Welcome to the Office of Health Literacy

The ultimate goal of this office is to advance the scientific base of health literacy and to help the public, health care providers, and organizations understand the importance of health literacy. The U.S. Department of Health and Human Services (HHS) found that only 14% of the U.S. population has proficient health literacy (HHS, 2021). As a result of the COVID-19 pandemic, the CDC and HHS has declared that low rates of health literacy is a public health crisis that impacts an individual’s ability to understand and make informed health decisions pertaining to vaccines and masking (CDC, 2022; HHS 2021).

Health literacy needs to be recognized nationally, and while it is one piece of a complicated health care system, this office aims to raise awareness of this issue and make an impact in the health care system.

Together with county, state and global entities, the Office of Health Literacy aims to:

  • Reduce health disparities, promote health equity and prevent chronic illnesses in socioeconomically diverse communities.
  • Educate students and healthcare providers in literacy- and wellness-promoting strategies.
  • Attract next-generation healthcare workers from diverse backgrounds.

The U.S. Center for Disease Control and Prevention (CDC) updated the definition of health literacy to include definitions for personal and organizational health literacy:

  • Personal Health Literacy is the degree to which individuals have the capacity to obtain, process, and understand basic health information and services needed to make appropriate health decisions.
  • Organizational Health Literacy is the concept in which organizations should equitably provide the public with the necessary information and services in order to make informed health decisions (CDC, 2023).

The U.S. government updated the definition of health literacy in 2020 within the Healthy People 2030 initiative. The new definition asserts that:

  • Organizations have the responsibility to promote health literacy to the public they serve, which could improve utilization of preventive services, routine healthcare visits, and reduce hospitalization and medical expenses.
  • This goes beyond health education and individual behavior oriented communication – health literacy is a dynamic state that depends on the characteristics of an individual’s health care system and their health care providers (HHS, 2021).

Read more about our ongoing initiatives:

The Dr. Paula Radio Show, featuring discussions with exemplary researchers and leaders in the field of health and wellness, on campus and elsewhere on a variety of topics pertaining to health disparities and health literacy and hosted by our Executive Director, UIC Chancellor Emerita Dr. Paula Allen-Meares.

The Office of Health Literacy has contributed medical supplies to the student-fueled inter professional organization-the UIC chapter of Chicago Street Medicine.

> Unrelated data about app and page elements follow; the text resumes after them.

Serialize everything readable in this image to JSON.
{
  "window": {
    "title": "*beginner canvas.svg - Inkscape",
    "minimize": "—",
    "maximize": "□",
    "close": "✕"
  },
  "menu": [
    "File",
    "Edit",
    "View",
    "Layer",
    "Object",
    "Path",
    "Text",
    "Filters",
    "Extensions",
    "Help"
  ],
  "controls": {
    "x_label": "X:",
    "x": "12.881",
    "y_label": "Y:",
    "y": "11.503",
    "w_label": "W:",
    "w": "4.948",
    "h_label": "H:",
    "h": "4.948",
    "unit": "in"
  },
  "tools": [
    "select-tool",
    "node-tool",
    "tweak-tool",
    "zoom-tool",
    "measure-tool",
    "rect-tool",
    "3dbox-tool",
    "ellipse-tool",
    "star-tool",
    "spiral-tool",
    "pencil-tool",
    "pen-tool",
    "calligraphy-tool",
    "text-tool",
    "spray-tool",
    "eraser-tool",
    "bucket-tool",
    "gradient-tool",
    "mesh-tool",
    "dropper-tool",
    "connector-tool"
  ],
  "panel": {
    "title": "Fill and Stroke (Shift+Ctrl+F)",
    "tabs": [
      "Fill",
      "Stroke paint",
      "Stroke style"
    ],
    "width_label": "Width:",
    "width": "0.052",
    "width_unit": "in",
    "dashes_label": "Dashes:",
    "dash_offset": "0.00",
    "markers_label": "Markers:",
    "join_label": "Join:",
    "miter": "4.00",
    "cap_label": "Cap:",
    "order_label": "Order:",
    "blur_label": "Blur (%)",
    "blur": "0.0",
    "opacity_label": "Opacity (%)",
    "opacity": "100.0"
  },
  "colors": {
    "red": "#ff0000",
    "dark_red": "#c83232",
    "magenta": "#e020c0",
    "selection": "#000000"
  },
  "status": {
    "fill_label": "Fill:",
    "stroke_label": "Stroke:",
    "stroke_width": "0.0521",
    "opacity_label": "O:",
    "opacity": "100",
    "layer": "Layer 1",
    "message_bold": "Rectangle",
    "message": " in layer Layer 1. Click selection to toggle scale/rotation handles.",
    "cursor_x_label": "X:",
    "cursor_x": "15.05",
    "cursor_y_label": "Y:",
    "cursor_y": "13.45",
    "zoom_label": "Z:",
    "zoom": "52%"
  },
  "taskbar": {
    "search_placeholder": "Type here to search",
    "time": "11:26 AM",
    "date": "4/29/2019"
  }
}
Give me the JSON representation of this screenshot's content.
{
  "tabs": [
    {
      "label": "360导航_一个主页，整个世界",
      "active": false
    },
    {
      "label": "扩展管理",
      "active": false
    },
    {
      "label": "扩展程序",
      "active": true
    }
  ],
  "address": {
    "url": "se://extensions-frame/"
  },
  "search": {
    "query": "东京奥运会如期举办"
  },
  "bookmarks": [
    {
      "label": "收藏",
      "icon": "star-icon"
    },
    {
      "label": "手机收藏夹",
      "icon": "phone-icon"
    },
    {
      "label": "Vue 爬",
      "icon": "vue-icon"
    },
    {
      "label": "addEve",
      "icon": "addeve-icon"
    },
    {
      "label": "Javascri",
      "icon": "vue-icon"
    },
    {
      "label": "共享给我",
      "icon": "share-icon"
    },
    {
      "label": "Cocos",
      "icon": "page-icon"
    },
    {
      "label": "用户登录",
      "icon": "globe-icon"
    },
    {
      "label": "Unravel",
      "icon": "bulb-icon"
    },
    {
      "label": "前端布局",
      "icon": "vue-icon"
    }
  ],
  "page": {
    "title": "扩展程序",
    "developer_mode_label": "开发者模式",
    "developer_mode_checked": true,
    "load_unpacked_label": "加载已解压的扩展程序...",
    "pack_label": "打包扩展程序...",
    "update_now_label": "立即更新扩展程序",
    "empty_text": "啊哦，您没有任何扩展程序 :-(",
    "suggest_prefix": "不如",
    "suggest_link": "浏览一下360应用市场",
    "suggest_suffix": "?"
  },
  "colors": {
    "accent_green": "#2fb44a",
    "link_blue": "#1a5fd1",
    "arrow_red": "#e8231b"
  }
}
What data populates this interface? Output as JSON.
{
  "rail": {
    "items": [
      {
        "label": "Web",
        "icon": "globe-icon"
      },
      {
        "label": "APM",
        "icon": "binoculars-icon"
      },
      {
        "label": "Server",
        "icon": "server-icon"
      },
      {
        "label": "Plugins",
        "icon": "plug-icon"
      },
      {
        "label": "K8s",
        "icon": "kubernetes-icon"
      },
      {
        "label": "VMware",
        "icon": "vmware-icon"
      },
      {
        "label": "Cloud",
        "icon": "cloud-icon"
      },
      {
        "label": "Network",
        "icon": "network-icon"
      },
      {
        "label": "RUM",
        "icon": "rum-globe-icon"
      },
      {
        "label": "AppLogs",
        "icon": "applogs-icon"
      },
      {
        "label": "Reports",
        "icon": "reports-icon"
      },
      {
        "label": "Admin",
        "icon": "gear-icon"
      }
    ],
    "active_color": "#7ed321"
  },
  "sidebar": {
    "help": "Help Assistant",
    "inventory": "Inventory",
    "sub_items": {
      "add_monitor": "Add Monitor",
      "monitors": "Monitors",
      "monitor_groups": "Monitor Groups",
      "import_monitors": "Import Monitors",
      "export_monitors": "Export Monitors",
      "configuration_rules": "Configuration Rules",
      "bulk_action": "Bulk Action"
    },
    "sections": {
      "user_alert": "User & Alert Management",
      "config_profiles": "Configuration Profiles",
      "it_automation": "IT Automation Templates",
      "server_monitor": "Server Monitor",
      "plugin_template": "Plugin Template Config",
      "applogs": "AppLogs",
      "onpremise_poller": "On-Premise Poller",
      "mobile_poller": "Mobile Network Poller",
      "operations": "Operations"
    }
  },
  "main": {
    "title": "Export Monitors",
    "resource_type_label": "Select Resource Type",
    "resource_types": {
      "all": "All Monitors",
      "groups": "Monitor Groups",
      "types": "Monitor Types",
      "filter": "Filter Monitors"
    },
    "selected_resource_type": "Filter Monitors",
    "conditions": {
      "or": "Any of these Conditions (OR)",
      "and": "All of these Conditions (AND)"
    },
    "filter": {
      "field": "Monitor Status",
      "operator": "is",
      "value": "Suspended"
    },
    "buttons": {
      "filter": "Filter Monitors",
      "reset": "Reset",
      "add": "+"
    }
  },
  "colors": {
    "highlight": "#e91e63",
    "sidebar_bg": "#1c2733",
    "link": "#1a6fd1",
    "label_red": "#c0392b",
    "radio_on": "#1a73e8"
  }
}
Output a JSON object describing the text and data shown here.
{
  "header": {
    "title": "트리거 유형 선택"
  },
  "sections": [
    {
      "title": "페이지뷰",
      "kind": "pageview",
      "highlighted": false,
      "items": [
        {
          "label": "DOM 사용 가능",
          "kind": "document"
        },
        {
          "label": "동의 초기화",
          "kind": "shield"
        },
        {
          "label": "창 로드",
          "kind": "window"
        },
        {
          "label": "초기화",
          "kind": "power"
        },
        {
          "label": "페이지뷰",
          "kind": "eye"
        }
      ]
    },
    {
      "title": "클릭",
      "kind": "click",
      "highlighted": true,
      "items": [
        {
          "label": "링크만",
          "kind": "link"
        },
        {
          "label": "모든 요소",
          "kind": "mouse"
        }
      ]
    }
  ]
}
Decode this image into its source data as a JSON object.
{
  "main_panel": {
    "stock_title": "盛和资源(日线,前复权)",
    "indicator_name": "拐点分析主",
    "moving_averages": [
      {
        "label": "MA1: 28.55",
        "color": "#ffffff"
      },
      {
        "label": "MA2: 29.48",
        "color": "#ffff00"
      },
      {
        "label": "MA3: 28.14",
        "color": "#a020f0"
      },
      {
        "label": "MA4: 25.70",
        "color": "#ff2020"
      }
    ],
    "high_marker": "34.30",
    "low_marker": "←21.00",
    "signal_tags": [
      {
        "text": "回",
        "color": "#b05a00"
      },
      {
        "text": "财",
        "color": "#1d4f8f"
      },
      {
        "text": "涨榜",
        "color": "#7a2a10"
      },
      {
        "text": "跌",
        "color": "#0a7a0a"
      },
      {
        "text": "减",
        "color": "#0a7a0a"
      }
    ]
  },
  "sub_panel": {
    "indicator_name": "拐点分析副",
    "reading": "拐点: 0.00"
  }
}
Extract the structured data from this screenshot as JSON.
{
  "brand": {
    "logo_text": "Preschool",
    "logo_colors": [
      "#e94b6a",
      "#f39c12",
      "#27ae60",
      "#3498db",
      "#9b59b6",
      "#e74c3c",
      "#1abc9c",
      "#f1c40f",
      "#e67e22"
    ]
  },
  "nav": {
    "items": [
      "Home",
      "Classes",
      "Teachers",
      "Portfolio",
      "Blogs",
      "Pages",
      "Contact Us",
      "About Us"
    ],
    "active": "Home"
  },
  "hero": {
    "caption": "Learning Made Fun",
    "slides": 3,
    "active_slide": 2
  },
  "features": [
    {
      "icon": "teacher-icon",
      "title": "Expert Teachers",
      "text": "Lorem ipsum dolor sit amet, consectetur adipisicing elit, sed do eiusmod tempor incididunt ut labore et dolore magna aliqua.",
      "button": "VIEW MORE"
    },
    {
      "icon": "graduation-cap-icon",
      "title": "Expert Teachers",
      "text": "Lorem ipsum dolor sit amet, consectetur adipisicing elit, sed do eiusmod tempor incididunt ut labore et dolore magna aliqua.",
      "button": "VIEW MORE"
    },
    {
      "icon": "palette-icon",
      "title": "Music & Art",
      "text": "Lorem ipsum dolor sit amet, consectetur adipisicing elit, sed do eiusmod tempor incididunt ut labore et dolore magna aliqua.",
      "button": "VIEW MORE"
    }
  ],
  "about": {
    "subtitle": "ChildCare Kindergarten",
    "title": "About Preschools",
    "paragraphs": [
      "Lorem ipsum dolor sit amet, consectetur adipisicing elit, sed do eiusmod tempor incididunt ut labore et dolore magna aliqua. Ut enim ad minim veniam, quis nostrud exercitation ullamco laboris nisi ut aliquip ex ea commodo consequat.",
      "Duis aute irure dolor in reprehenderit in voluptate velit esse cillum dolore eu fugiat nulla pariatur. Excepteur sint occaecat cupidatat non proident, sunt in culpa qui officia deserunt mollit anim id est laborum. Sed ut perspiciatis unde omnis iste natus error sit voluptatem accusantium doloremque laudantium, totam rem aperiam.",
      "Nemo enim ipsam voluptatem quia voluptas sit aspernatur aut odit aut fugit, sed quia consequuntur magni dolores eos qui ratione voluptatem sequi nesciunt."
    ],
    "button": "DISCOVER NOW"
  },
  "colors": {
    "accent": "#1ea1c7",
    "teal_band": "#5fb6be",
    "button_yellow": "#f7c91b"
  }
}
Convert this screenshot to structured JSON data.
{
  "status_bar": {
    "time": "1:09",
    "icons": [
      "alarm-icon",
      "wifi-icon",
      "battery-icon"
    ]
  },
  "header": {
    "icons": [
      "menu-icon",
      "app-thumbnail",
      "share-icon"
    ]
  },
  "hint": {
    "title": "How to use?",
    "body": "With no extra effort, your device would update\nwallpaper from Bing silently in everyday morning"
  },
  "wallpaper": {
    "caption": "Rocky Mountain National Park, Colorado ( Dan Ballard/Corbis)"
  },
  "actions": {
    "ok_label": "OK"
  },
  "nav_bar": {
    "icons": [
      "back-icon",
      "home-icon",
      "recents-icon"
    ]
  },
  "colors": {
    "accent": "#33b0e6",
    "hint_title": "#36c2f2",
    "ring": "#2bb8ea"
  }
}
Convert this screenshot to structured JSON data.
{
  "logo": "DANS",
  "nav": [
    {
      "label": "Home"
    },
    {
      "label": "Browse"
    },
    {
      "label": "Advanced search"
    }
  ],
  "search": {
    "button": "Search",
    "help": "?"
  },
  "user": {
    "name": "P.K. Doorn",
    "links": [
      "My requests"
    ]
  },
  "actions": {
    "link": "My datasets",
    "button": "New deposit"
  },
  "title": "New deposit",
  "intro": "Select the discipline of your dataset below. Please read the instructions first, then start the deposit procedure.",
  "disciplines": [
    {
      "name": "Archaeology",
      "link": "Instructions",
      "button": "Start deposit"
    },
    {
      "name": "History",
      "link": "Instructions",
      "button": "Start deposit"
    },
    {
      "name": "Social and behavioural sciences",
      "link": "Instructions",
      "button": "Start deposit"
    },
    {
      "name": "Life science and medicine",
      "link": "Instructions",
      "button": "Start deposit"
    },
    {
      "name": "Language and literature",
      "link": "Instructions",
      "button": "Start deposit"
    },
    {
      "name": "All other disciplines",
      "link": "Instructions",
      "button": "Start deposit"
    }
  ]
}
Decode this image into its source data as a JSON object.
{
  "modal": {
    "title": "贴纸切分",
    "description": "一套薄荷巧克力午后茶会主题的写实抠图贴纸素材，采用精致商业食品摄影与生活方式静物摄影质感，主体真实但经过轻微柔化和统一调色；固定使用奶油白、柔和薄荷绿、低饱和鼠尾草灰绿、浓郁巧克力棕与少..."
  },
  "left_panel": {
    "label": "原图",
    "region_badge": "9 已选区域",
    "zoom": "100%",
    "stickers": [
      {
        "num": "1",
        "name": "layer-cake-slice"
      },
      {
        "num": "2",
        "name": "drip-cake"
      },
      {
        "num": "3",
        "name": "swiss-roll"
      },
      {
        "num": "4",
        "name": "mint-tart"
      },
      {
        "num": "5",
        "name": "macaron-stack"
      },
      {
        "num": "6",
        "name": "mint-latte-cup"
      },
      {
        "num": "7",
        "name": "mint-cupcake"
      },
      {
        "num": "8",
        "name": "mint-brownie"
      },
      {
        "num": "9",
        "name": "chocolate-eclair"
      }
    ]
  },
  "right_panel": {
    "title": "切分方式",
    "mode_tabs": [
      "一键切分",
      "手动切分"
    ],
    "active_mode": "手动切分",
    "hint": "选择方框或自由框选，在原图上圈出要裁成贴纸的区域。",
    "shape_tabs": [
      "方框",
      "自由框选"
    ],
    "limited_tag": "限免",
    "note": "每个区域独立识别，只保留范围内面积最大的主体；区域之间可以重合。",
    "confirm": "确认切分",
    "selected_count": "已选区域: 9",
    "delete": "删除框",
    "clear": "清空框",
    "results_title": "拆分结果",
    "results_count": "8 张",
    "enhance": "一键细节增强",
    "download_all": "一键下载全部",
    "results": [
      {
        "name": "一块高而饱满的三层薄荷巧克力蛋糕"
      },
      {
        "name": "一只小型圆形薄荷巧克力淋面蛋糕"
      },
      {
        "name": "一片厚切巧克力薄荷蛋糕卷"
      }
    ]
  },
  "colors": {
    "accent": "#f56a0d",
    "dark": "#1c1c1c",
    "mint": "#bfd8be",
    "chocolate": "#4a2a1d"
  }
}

This organization is Chicago based and hopes to improve the health and wellbeing of the city. Chicago Street Medicine accomplishes this goal by working to deliver healing to unsheltered and homeless individuals.

References:

CDC. (2022, September 13). Understanding health literacy. Centers for Disease Control and Prevention. Retrieved February 24, 2023, from https://www.cdc.gov/healthliteracy/learn/Understanding.html

CDC. (2023, February 2). What is health literacy? Centers for Disease Control and Prevention. Retrieved February 24, 2023, from https://www.cdc.gov/healthliteracy/learn/index.html

HHS. (2021). Health Literacy in healthy people 2030. U.S. Department of Health and Human Services . https://health.gov/healthypeople/priority-areas/health-literacy-healthy-people-2030